RECORDS FOR PROCESSING below:

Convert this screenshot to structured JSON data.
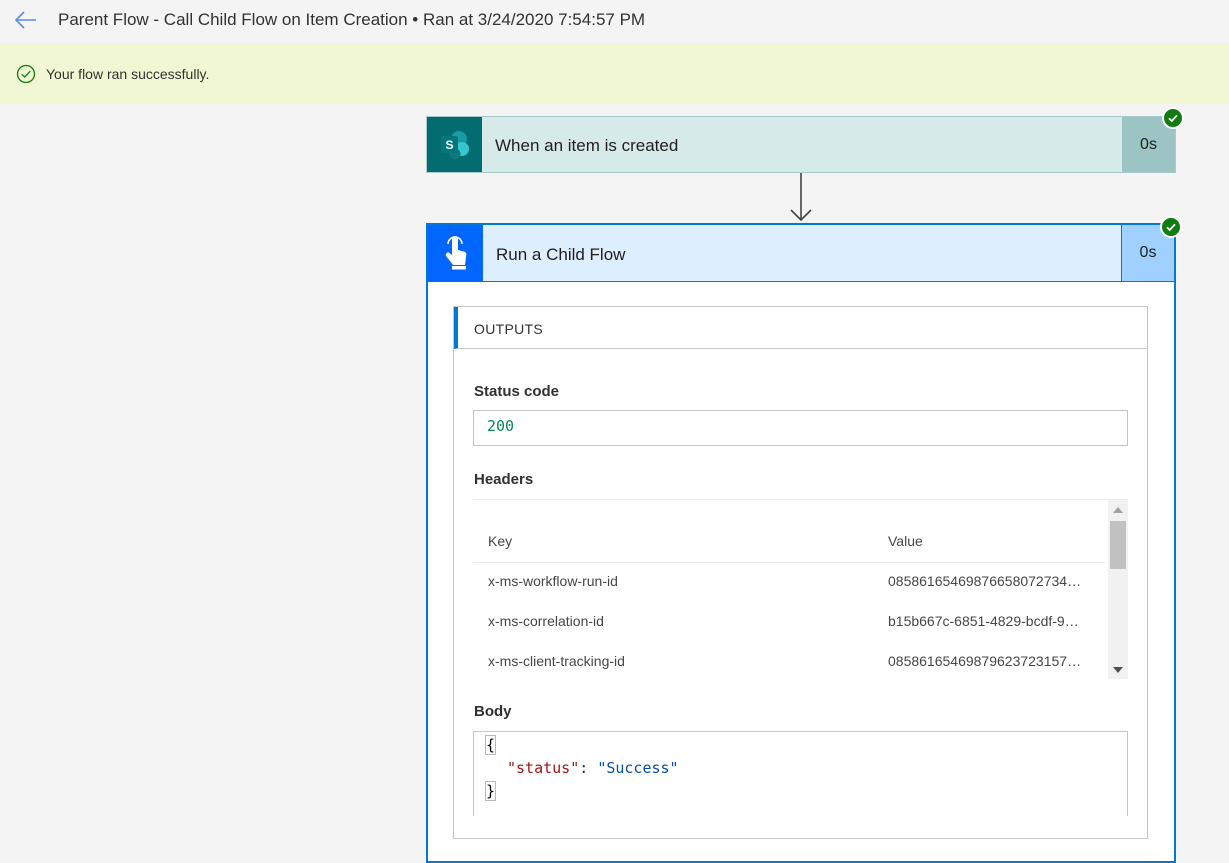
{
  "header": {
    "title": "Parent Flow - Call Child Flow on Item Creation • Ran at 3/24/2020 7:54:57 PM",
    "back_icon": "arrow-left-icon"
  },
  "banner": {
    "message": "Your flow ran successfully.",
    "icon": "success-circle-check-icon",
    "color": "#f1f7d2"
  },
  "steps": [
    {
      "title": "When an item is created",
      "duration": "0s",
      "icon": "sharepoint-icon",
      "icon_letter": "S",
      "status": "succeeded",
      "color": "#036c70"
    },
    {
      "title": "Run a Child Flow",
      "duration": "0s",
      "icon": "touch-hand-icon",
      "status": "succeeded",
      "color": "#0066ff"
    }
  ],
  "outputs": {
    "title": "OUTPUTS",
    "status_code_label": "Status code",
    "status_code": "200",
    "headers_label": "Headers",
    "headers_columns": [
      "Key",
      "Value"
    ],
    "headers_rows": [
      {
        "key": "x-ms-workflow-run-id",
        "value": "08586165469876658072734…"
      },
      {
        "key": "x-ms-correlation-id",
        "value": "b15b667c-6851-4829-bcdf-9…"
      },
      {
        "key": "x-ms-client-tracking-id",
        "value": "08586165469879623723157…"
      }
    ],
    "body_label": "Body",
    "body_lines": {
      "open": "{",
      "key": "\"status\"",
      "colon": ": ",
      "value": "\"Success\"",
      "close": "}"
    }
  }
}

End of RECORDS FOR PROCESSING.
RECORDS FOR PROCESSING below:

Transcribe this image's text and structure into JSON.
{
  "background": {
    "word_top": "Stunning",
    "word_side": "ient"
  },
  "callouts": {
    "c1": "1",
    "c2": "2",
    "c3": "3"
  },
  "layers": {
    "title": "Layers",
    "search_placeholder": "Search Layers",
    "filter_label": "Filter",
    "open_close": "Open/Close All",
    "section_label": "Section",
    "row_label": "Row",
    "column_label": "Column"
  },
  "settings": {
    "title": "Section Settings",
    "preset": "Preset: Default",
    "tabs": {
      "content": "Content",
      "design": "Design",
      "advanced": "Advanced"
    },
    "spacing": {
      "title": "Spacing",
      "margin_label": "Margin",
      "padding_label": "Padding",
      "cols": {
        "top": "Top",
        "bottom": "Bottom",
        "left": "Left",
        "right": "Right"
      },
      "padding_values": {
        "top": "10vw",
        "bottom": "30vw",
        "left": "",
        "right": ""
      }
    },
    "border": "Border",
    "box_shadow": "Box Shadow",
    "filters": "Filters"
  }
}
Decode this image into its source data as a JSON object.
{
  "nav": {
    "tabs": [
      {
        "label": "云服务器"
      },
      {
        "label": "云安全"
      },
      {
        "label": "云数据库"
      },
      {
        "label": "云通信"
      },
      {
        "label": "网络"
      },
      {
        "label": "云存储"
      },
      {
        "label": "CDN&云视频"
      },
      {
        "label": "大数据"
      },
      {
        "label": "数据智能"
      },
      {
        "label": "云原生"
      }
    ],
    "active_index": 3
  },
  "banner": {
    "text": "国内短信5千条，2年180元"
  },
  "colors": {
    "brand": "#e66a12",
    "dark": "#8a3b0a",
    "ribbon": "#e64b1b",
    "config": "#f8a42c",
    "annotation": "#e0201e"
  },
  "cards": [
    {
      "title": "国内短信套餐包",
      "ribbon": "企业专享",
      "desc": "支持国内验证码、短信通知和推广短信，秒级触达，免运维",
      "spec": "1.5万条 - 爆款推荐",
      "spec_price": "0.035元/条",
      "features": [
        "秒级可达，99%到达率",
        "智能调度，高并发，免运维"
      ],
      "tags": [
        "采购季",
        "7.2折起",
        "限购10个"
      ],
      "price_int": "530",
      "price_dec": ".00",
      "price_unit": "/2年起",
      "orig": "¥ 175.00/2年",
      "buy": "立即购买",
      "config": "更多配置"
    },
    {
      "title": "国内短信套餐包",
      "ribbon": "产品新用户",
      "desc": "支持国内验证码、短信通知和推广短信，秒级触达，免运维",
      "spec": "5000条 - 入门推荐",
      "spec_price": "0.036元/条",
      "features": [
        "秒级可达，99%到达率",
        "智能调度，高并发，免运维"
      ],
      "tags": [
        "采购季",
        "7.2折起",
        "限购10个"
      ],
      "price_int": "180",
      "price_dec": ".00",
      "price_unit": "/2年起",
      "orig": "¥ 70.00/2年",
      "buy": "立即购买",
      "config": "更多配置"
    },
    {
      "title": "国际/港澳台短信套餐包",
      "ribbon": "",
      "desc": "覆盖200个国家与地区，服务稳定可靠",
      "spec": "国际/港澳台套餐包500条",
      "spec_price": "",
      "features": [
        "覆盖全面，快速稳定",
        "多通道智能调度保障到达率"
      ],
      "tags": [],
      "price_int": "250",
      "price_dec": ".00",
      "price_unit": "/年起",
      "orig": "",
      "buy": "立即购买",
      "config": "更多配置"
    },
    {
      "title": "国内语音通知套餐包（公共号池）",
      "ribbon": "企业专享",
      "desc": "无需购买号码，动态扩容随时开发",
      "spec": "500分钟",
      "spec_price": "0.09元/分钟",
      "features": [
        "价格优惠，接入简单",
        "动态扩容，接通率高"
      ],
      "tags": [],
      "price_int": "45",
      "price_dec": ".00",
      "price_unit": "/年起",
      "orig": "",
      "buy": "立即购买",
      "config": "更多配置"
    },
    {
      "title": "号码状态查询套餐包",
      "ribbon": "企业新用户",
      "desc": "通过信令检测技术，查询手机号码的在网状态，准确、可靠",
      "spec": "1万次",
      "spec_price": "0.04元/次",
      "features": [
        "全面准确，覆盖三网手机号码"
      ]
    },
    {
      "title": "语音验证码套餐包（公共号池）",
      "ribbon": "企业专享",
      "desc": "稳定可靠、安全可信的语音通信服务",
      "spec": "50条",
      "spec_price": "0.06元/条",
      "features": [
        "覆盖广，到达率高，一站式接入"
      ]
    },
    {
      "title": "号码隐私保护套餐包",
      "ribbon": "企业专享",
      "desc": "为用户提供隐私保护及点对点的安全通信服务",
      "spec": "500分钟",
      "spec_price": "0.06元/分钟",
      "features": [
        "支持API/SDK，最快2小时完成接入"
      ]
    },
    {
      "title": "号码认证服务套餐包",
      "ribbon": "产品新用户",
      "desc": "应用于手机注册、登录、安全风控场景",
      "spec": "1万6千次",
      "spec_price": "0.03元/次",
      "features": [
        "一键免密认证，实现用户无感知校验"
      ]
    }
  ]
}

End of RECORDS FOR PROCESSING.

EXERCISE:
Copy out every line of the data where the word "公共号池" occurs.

OUTPUT OF THE EXERCISE:
      "title": "国内语音通知套餐包（公共号池）",
      "title": "语音验证码套餐包（公共号池）",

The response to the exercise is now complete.